The section of the Wall that we visited was about 70 km north of Beijing at Mu Tian Yu. The Wall at Mu Tian Yu is a 3 km restored section featuring 25 beacon towers, watch towers and lodging houses. This section of the Wall is regarded to be constructed with the highest quality, and it is also considered much less touristy than the section of wall at the more popular Wall location at Ba Da Ling.

We took a bus for about 1 hour, and then we hired a mini bus to take us the rest of the way. As we were driving, we were worried about the smog, and how it would affect the views and our lungs. When we arrived, we decided to spend our energy actually walking on the wall, instead of hiking up the steep slope to get there. We decided our best course of action was to take the lift (basically a ski lift - left) and then ride a slide down.

When we arrived at the end of the lift, were were there. We walked up a short flight of stairs and we were on the wall. It is really difficult to get an appreciation for this engineering feat from pictures. The wall hugs the shape of the vast mountain range that it is built on, as a result it makes for quite a demanding climb. As we walked, we quickly found the appropriate balance between looking around at the beautiful scenery, and looking at the angle that our next step was going to take - so that we didn't take a tumble.

We walked for about 1 hour before taking a short break and then headed back to where we started. The smog we were worried about actually made our pictures look eerie and foggy (below). We were also really happy that many of the leaves were changing colours creating a beautiful canvas of greens, oranges, browns and yellows surrounding the ribbon of Wall that cut it's way though the mountainside. As many of our pictures show, we were virtually alone on the wall (below), which made the experience really neat.
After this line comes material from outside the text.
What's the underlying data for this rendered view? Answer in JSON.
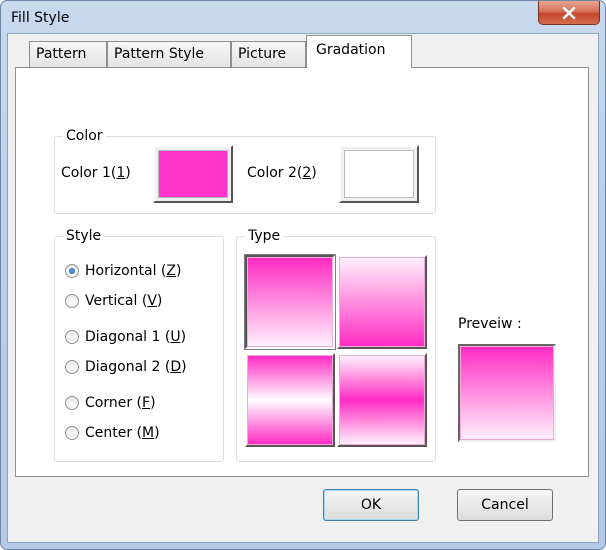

As Jill was remembering from her Rockway trip a decade ago, the wall was full of people, will little to no opportunity to take a private picture.

Now don't forget, once again - just like the previous day, even though many Chinese people were coming to the Great Wall, attraction #1 was still a picture with the beautiful Jillian - and she agreed to several of those during our hike.

After 2.5 hours of exhilarating hiking, we were ready to head down to our mini bus and back to Beijing. We had one more adventure in store for us when we rode the slides down the hill - which was really fun!

When we arrived back at Terry and Kate's, their Ah-ee had made another wonderful supper for us and Jill was in her element, loving the authentic Chinese food. After supper they took us to their favourite massage place to reward our bodies from 2 straight days of non-stop walking with a Chinese full body 1-hour massage.


back to China index


site designed and maintained by
qt web designs

copyright© 2007

Kitchener . Ontario . Canada